When David and I started looking to buy a new house, we both agreed that we wanted a mudroom for a catch all, especially with the two dogs. When he found this house while I was in Tampa, the first thing he said was “it has a mudroom, so start pinning ideas.” Imagine my surprise when I got home from TBS Conference to find a partially completed mudroom. We took pictures along the way to share how to install a mudroom bench with shiplap.
I enlisted David’s help for writing this post to share the details on how he determined next steps.
How to Install a Mudroom Bench with Shiplap
This is our before photo, which was the image I saw on realtor.com, and I instantly started pinning inspiration for the space based on that perfect nook.
Step One: Measure & Acquire Supplies
David measured the space in general to determine how many pieces of shiplap he needed. He opted for tongue and groove wood from Home Depot to create the shiplap. For the cubbies, he used some scrap 3 x 6 pieces of wood we had from previous projects and had specific pieces measured for the tops and bottoms of the cubbies.
Step Two: Prep Work
He pulled up the baseboards in the nook where the bench was going and wiped up the floors. There wasn’t a ton of prep work to be done since the space was already empty, which made the process go by faster.
Step Three: Build the Bottom Box
Our friend Frank helped him build the bottom box for the cubbies, and they measured three even spaces for those cubbies. These same measurements were used for the top space as well. The bottom box went over the hardwoods. After he built the box, he added baseboards to the bottom portion to keep the flow in the space.
Step Four: Attach the Shiplap
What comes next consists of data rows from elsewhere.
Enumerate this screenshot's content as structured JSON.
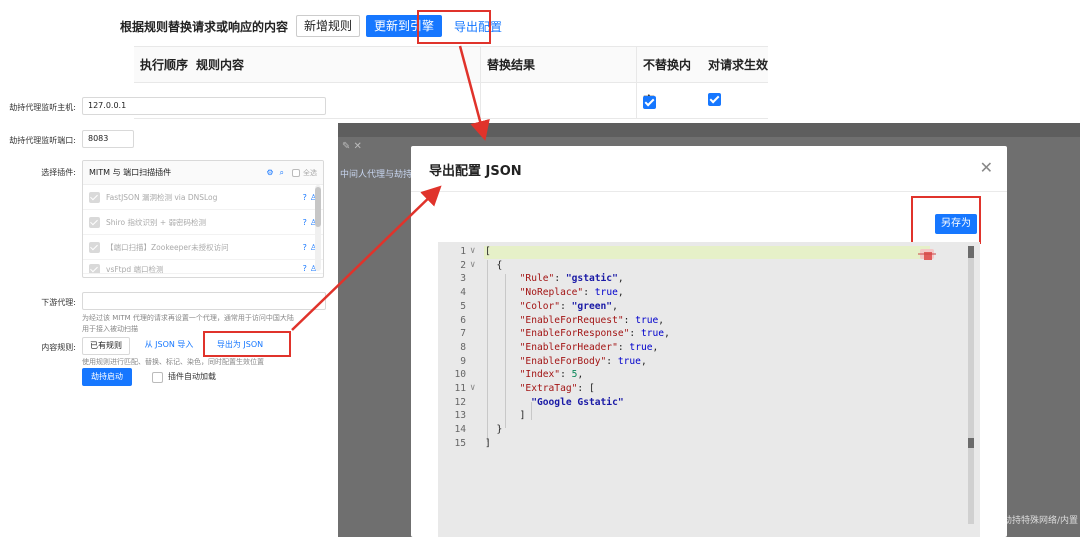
{
  "rules_panel": {
    "title": "根据规则替换请求或响应的内容",
    "btn_new_rule": "新增规则",
    "btn_update_engine": "更新到引擎",
    "btn_export_config": "导出配置",
    "columns": [
      "执行顺序",
      "规则内容",
      "替换结果",
      "不替换内容",
      "对请求生效"
    ]
  },
  "form": {
    "proxy_host_label": "劫持代理监听主机:",
    "proxy_host_value": "127.0.0.1",
    "proxy_port_label": "劫持代理监听端口:",
    "proxy_port_value": "8083",
    "plugin_label": "选择插件:",
    "plugin_header": "MITM 与 端口扫描插件",
    "select_all": "全选",
    "plugins": [
      "FastJSON 漏洞检测 via DNSLog",
      "Shiro 指纹识别 + 弱密码检测",
      "【端口扫描】Zookeeper未授权访问",
      "vsFtpd 端口检测"
    ],
    "downstream_label": "下游代理:",
    "downstream_hint": "为经过该 MITM 代理的请求再设置一个代理，通常用于访问中国大陆",
    "downstream_hint2": "用于接入被动扫描",
    "content_rules_label": "内容规则:",
    "btn_existing_rules": "已有规则",
    "btn_import_json": "从 JSON 导入",
    "btn_export_json": "导出为 JSON",
    "content_rules_hint": "使用规则进行匹配、替换、标记、染色，同时配置生效位置",
    "btn_start": "劫持启动",
    "auto_load_label": "插件自动加载"
  },
  "overlay": {
    "tab_text": "中间人代理与劫持",
    "footer_text": "劫持特殊网络/内置"
  },
  "modal": {
    "title": "导出配置 JSON",
    "close_icon": "close-icon",
    "save_as": "另存为"
  },
  "code": [
    {
      "n": "1",
      "fold": "∨",
      "text": "["
    },
    {
      "n": "2",
      "fold": "∨",
      "text": "  {"
    },
    {
      "n": "3",
      "fold": "",
      "key": "\"Rule\"",
      "val": "\"gstatic\"",
      "vtype": "s",
      "tail": ","
    },
    {
      "n": "4",
      "fold": "",
      "key": "\"NoReplace\"",
      "val": "true",
      "vtype": "b",
      "tail": ","
    },
    {
      "n": "5",
      "fold": "",
      "key": "\"Color\"",
      "val": "\"green\"",
      "vtype": "s",
      "tail": ","
    },
    {
      "n": "6",
      "fold": "",
      "key": "\"EnableForRequest\"",
      "val": "true",
      "vtype": "b",
      "tail": ","
    },
    {
      "n": "7",
      "fold": "",
      "key": "\"EnableForResponse\"",
      "val": "true",
      "vtype": "b",
      "tail": ","
    },
    {
      "n": "8",
      "fold": "",
      "key": "\"EnableForHeader\"",
      "val": "true",
      "vtype": "b",
      "tail": ","
    },
    {
      "n": "9",
      "fold": "",
      "key": "\"EnableForBody\"",
      "val": "true",
      "vtype": "b",
      "tail": ","
    },
    {
      "n": "10",
      "fold": "",
      "key": "\"Index\"",
      "val": "5",
      "vtype": "n",
      "tail": ","
    },
    {
      "n": "11",
      "fold": "∨",
      "key": "\"ExtraTag\"",
      "val": "[",
      "vtype": "p",
      "tail": ""
    },
    {
      "n": "12",
      "fold": "",
      "text": "        \"Google Gstatic\"",
      "cls": "s"
    },
    {
      "n": "13",
      "fold": "",
      "text": "      ]"
    },
    {
      "n": "14",
      "fold": "",
      "text": "  }"
    },
    {
      "n": "15",
      "fold": "",
      "text": "]"
    }
  ],
  "colors": {
    "accent": "#1677ff",
    "highlight": "#e0332b",
    "overlay": "#6f6f6f"
  }
}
Since David and Frank used tongue and groove wood, the spacing was even between the boards. Because they wanted to keep consistent sizing with the bottom cubbies and top cubbies, they measured the shiplap for that space. They ended up using 12 pieces of wood to create the shiplap.
Step Five: Build Top Cubbies
Then, they attached the top box for the cubbies. The major difference between the bottom and top was the finishes. On the top, the dividers are not quite as thick, and moulding to finish both the top and bottom portions of the upper cubbies.
Once the hard work of building was done, I made sure the cushion I had made would fit. This cushion was custom made for our first house for a window seat David built me, and it took me forever to find the perfect fabric. I was so excited to see that it fit perfectly in this space.
Step Six: Paint
I opted for Sherwin Williams Alabaster White for the shiplap and details for the bench. The smooth pieces of wood that David used to create the cubbies and the base of the boxes soak up paint unevenly and it took a few more coats than I expected to get it smooth. For the shiplap, I did not worry as much about even coats since that is the kind of look I was going for in the space.
Once I was done painting the boards, I also painted the walls Sherwin Williams Repose Gray, which is the color we have used in most all of our rooms in our ranch.
Step Seven: Finishing Touches
I wanted an updated light fixture in the space, so I opted for this lantern. We added three hooks under the cubbies to hang coats and hats, which came in really handy with the cold weather and snow we had this year.
Last 2 Photos by Glory Roze Photography
- boards for base and top
- boards for cubbies
- 12 shiplap boards
- Sherwin Williams Alabaster White
- Sherwin Williams Repose Gray
- 3 Prong Hooks (black discontinued but similar here)
- Rifle Paper Co Fabric (love this and this as well)
- Lantern (on sale!)